Copy out all lines bearing the word "true" from the listing below.

_ _ _ _

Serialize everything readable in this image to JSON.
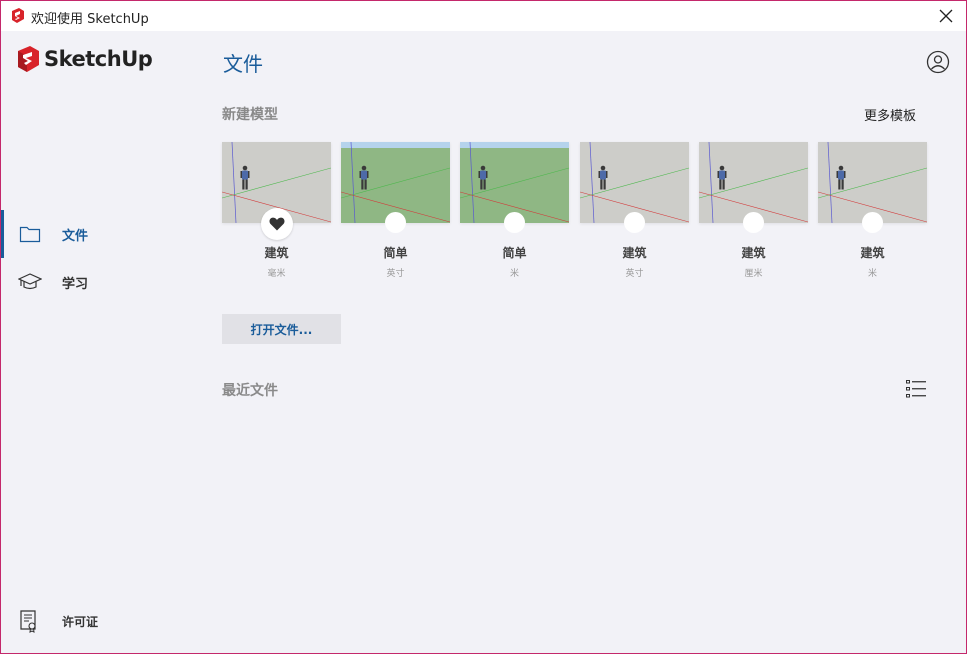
{
  "window": {
    "title": "欢迎使用 SketchUp",
    "accent": "#c4286b"
  },
  "sidebar": {
    "logo_text": "SketchUp",
    "items": [
      {
        "label": "文件",
        "icon": "folder-icon",
        "active": true
      },
      {
        "label": "学习",
        "icon": "graduation-cap-icon",
        "active": false
      }
    ],
    "license_label": "许可证"
  },
  "main": {
    "title": "文件",
    "new_model_label": "新建模型",
    "more_templates_label": "更多模板",
    "templates": [
      {
        "name": "建筑",
        "unit": "毫米",
        "style": "gray",
        "favorite": true
      },
      {
        "name": "简单",
        "unit": "英寸",
        "style": "green",
        "favorite": false
      },
      {
        "name": "简单",
        "unit": "米",
        "style": "green",
        "favorite": false
      },
      {
        "name": "建筑",
        "unit": "英寸",
        "style": "gray",
        "favorite": false
      },
      {
        "name": "建筑",
        "unit": "厘米",
        "style": "gray",
        "favorite": false
      },
      {
        "name": "建筑",
        "unit": "米",
        "style": "gray",
        "favorite": false
      }
    ],
    "open_file_label": "打开文件...",
    "recent_files_label": "最近文件"
  },
  "colors": {
    "primary": "#1a5c9a",
    "background": "#f2f2f7",
    "thumb_gray": "#cdcdc9",
    "thumb_green": "#8fb784",
    "thumb_sky": "#b5d3ec"
  }
}
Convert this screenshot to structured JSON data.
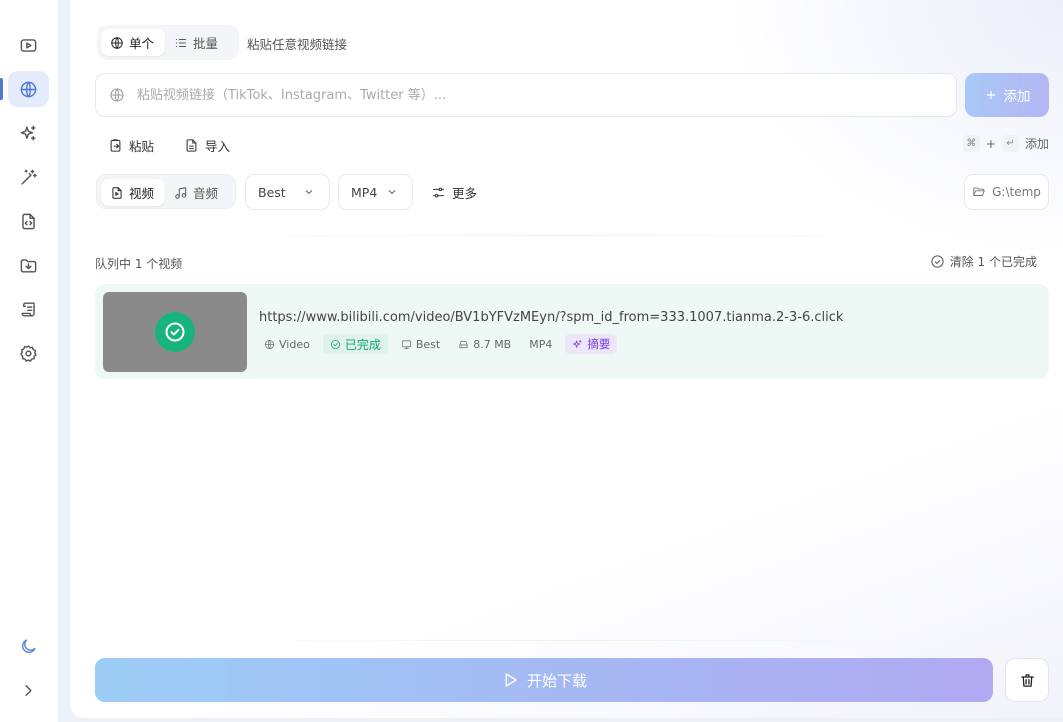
{
  "sidebar": {
    "items": [
      {
        "name": "video-icon",
        "active": false
      },
      {
        "name": "globe-icon",
        "active": true
      },
      {
        "name": "sparkles-icon",
        "active": false
      },
      {
        "name": "magic-wand-icon",
        "active": false
      },
      {
        "name": "code-file-icon",
        "active": false
      },
      {
        "name": "download-folder-icon",
        "active": false
      },
      {
        "name": "scroll-icon",
        "active": false
      },
      {
        "name": "gear-icon",
        "active": false
      }
    ],
    "bottom": [
      "moon-icon",
      "chevron-right-icon"
    ],
    "accent_color": "#4d79d4"
  },
  "mode": {
    "single_label": "单个",
    "batch_label": "批量",
    "hint": "粘贴任意视频链接"
  },
  "url_input": {
    "placeholder": "粘贴视频链接（TikTok、Instagram、Twitter 等）...",
    "value": ""
  },
  "add_button": {
    "label": "添加"
  },
  "tools": {
    "paste_label": "粘贴",
    "import_label": "导入",
    "shortcut_cmd": "⌘",
    "shortcut_plus": "+",
    "shortcut_enter": "↵",
    "shortcut_action": "添加"
  },
  "format": {
    "video_label": "视频",
    "audio_label": "音频",
    "quality": "Best",
    "container": "MP4",
    "more_label": "更多",
    "output_folder": "G:\\temp"
  },
  "queue": {
    "count_label": "队列中 1 个视频",
    "clear_label": "清除 1 个已完成",
    "items": [
      {
        "url": "https://www.bilibili.com/video/BV1bYFVzMEyn/?spm_id_from=333.1007.tianma.2-3-6.click",
        "type": "Video",
        "status": "已完成",
        "quality": "Best",
        "size": "8.7 MB",
        "format": "MP4",
        "summary_label": "摘要",
        "status_color": "#17b47e"
      }
    ]
  },
  "actions": {
    "start_label": "开始下载"
  }
}
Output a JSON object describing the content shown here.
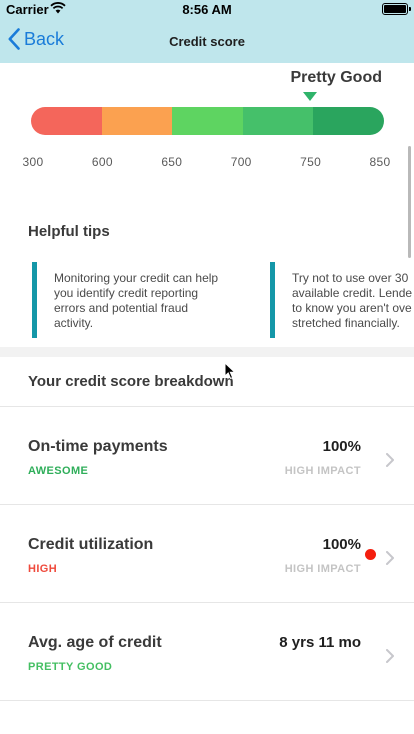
{
  "status_bar": {
    "carrier": "Carrier",
    "time": "8:56 AM"
  },
  "nav": {
    "back_label": "Back",
    "title": "Credit score"
  },
  "score": {
    "rating": "Pretty Good",
    "indicator_score": 750,
    "segment_colors": [
      "#f4665b",
      "#fba150",
      "#5ed461",
      "#45c06a",
      "#2aa55e"
    ],
    "ticks": [
      "300",
      "600",
      "650",
      "700",
      "750",
      "850"
    ]
  },
  "tips": {
    "title": "Helpful tips",
    "items": [
      {
        "text": "Monitoring your credit can help\nyou identify credit reporting\nerrors and potential fraud\nactivity."
      },
      {
        "text": "Try not to use over 30\navailable credit. Lende\nto know you aren't ove\nstretched financially."
      }
    ]
  },
  "breakdown": {
    "title": "Your credit score breakdown",
    "rows": [
      {
        "name": "On-time payments",
        "status": "AWESOME",
        "status_color": "#2fae5a",
        "value": "100%",
        "impact": "HIGH IMPACT",
        "alert": false
      },
      {
        "name": "Credit utilization",
        "status": "HIGH",
        "status_color": "#ef4a3c",
        "value": "100%",
        "impact": "HIGH IMPACT",
        "alert": true
      },
      {
        "name": "Avg. age of credit",
        "status": "PRETTY GOOD",
        "status_color": "#44bf62",
        "value": "8 yrs 11 mo",
        "impact": "",
        "alert": false
      }
    ]
  },
  "colors": {
    "accent": "#1a7cd9",
    "nav_bg": "#bfe6ec",
    "tip_bar": "#1497a8",
    "alert": "#f41e0e"
  }
}
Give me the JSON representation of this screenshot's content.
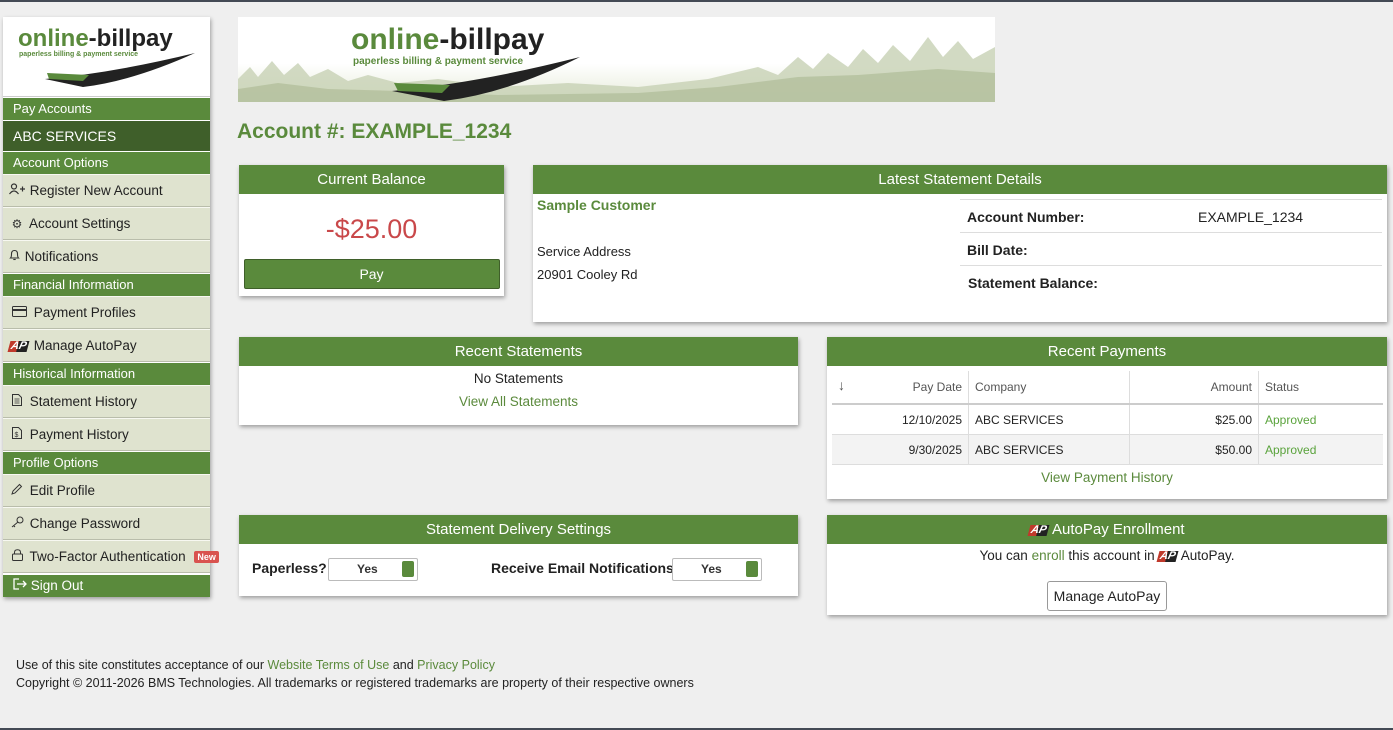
{
  "brand": {
    "name_part1": "online",
    "name_part2": "-billpay",
    "tagline": "paperless billing & payment service"
  },
  "sidebar": {
    "pay_accounts": "Pay Accounts",
    "active_account": "ABC SERVICES",
    "account_options": "Account Options",
    "register_new_account": "Register New Account",
    "account_settings": "Account Settings",
    "notifications": "Notifications",
    "financial_information": "Financial Information",
    "payment_profiles": "Payment Profiles",
    "manage_autopay": "Manage AutoPay",
    "historical_information": "Historical Information",
    "statement_history": "Statement History",
    "payment_history": "Payment History",
    "profile_options": "Profile Options",
    "edit_profile": "Edit Profile",
    "change_password": "Change Password",
    "two_factor": "Two-Factor Authentication",
    "new_badge": "New",
    "sign_out": "Sign Out"
  },
  "account_title": "Account #: EXAMPLE_1234",
  "current_balance": {
    "header": "Current Balance",
    "amount": "-$25.00",
    "pay_label": "Pay"
  },
  "latest_statement": {
    "header": "Latest Statement Details",
    "customer_name": "Sample Customer",
    "service_address_label": "Service Address",
    "service_address": "20901 Cooley Rd",
    "account_number_label": "Account Number:",
    "account_number": "EXAMPLE_1234",
    "bill_date_label": "Bill Date:",
    "bill_date": "",
    "statement_balance_label": "Statement Balance:",
    "statement_balance": ""
  },
  "recent_statements": {
    "header": "Recent Statements",
    "empty_text": "No Statements",
    "view_all": "View All Statements"
  },
  "recent_payments": {
    "header": "Recent Payments",
    "sort_icon": "↓",
    "columns": [
      "Pay Date",
      "Company",
      "Amount",
      "Status"
    ],
    "rows": [
      {
        "pay_date": "12/10/2025",
        "company": "ABC SERVICES",
        "amount": "$25.00",
        "status": "Approved"
      },
      {
        "pay_date": "9/30/2025",
        "company": "ABC SERVICES",
        "amount": "$50.00",
        "status": "Approved"
      }
    ],
    "view_history": "View Payment History"
  },
  "delivery_settings": {
    "header": "Statement Delivery Settings",
    "paperless_label": "Paperless?",
    "paperless_value": "Yes",
    "email_label": "Receive Email Notifications?",
    "email_value": "Yes"
  },
  "autopay": {
    "header": "AutoPay Enrollment",
    "logo_text": "AP",
    "text_before": "You can ",
    "enroll_link": "enroll",
    "text_after": " this account in ",
    "text_end": "AutoPay.",
    "button_label": "Manage AutoPay"
  },
  "footer": {
    "line1_prefix": "Use of this site constitutes acceptance of our ",
    "terms_link": "Website Terms of Use",
    "and": " and ",
    "privacy_link": "Privacy Policy",
    "copyright": "Copyright © 2011-2026 BMS Technologies. All trademarks or registered trademarks are property of their respective owners"
  },
  "colors": {
    "brand_green": "#5a8a3c",
    "dark_green": "#3f5f2a",
    "negative_red": "#c9484a",
    "approved_green": "#5aa33c"
  }
}
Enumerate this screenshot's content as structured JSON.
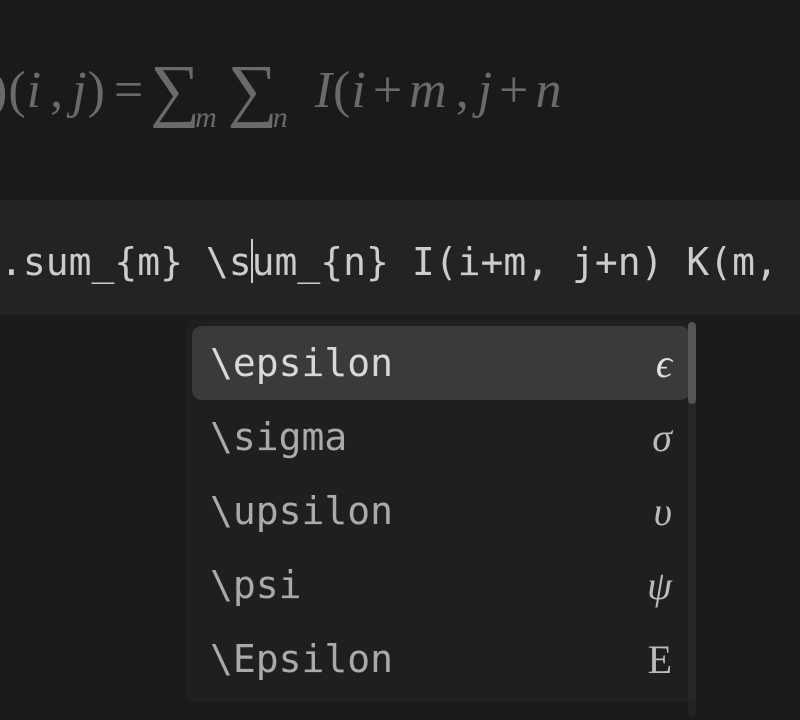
{
  "preview": {
    "formula_html": "<span class='paren'>)</span><span class='paren'>(</span>i<span class='op'>,</span>j<span class='paren'>)</span><span class='op'>=</span><span class='sum'>∑</span><span class='sub'>m</span><span class='sum'>∑</span><span class='sub'>n</span> I<span class='paren'>(</span>i<span class='plus'>+</span>m<span class='op'>,</span>j<span class='plus'>+</span>n"
  },
  "input": {
    "before_cursor": ".sum_{m} \\s",
    "after_cursor": "um_{n} I(i+m, j+n) K(m, n)"
  },
  "autocomplete": {
    "items": [
      {
        "command": "\\epsilon",
        "symbol": "ϵ",
        "selected": true,
        "upright": false
      },
      {
        "command": "\\sigma",
        "symbol": "σ",
        "selected": false,
        "upright": false
      },
      {
        "command": "\\upsilon",
        "symbol": "υ",
        "selected": false,
        "upright": false
      },
      {
        "command": "\\psi",
        "symbol": "ψ",
        "selected": false,
        "upright": false
      },
      {
        "command": "\\Epsilon",
        "symbol": "E",
        "selected": false,
        "upright": true
      }
    ]
  }
}
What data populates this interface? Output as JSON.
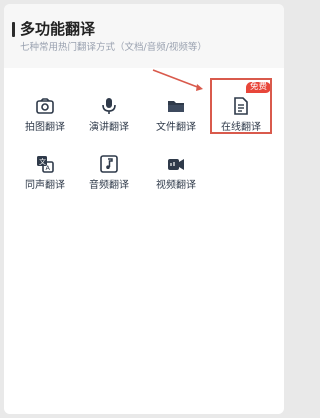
{
  "header": {
    "title": "多功能翻译",
    "subtitle": "七种常用热门翻译方式（文档/音频/视频等）"
  },
  "tools": [
    {
      "label": "拍图翻译",
      "icon": "camera-icon"
    },
    {
      "label": "演讲翻译",
      "icon": "microphone-icon"
    },
    {
      "label": "文件翻译",
      "icon": "folder-icon"
    },
    {
      "label": "在线翻译",
      "icon": "document-icon"
    },
    {
      "label": "同声翻译",
      "icon": "simultaneous-translate-icon"
    },
    {
      "label": "音频翻译",
      "icon": "music-note-icon"
    },
    {
      "label": "视频翻译",
      "icon": "video-camera-icon"
    }
  ],
  "badge": "免费",
  "colors": {
    "accent": "#e8463a",
    "highlight_border": "#d95a4c",
    "icon_stroke": "#2f3a4a"
  }
}
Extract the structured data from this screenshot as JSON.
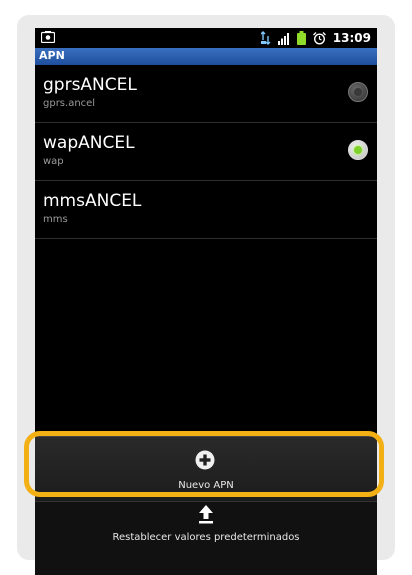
{
  "status_bar": {
    "time": "13:09"
  },
  "title_bar": {
    "title": "APN"
  },
  "apns": [
    {
      "name": "gprsANCEL",
      "apn": "gprs.ancel",
      "selected": false
    },
    {
      "name": "wapANCEL",
      "apn": "wap",
      "selected": true
    },
    {
      "name": "mmsANCEL",
      "apn": "mms",
      "selected": null
    }
  ],
  "menu": {
    "new_apn_label": "Nuevo APN",
    "reset_label": "Restablecer valores predeterminados"
  },
  "colors": {
    "title_bar": "#2a5fae",
    "selected_radio": "#7fd22a",
    "highlight_outline": "#f3b015"
  }
}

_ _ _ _

■ Task solution ■
        "active": true
        "favorite": true
        "active": true
        "alert": true
        "selected": true,
        "upright": true
      "selected": true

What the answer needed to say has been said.